* Goal of the exercise *
For each line below with the word "стихов", write out a copy.

* Task input *
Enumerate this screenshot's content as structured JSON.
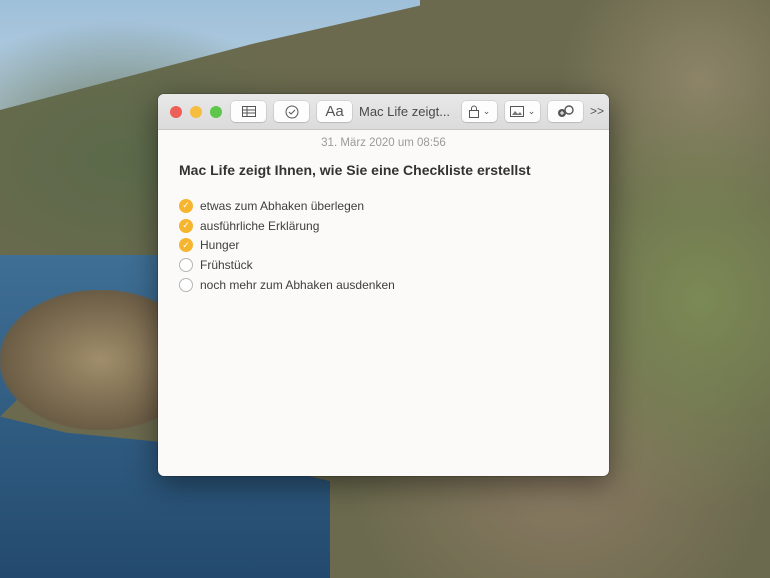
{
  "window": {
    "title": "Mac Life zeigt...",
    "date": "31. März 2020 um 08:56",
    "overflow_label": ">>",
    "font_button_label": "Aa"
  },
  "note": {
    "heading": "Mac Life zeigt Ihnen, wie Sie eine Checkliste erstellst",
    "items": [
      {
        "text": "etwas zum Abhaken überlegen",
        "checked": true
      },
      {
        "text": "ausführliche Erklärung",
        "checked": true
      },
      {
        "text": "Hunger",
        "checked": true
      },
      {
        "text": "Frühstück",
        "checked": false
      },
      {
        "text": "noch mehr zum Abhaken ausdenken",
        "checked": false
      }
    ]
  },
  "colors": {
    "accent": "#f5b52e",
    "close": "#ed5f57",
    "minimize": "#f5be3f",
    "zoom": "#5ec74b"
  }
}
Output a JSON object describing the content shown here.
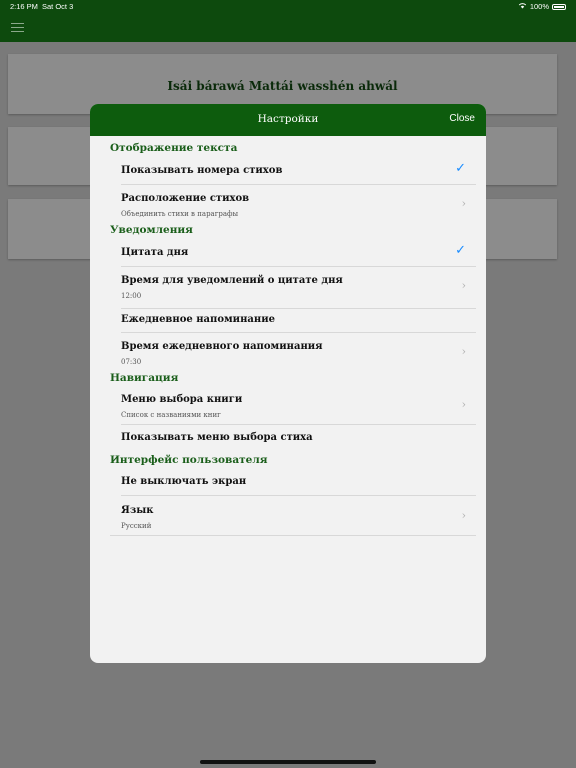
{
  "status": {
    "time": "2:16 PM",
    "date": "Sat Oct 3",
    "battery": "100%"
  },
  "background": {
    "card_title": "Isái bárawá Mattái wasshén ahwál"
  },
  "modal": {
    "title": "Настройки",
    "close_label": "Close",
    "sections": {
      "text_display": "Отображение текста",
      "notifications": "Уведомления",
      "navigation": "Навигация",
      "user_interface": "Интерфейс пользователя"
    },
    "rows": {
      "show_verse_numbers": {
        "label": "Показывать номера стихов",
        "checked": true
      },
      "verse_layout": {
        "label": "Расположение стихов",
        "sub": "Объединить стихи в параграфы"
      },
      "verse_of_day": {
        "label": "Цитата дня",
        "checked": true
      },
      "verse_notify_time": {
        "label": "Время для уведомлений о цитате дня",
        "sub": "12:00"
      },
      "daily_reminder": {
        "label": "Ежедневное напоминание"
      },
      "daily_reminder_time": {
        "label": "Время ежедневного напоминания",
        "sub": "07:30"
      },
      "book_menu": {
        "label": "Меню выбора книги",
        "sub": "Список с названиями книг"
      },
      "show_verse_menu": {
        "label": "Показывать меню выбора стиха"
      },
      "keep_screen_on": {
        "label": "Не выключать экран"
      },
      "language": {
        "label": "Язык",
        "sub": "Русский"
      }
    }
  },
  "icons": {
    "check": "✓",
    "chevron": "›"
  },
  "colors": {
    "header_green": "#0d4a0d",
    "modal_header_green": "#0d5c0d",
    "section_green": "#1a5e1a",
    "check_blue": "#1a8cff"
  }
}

* Written response *
        "label": "Показывать номера стихов",
        "label": "Расположение стихов",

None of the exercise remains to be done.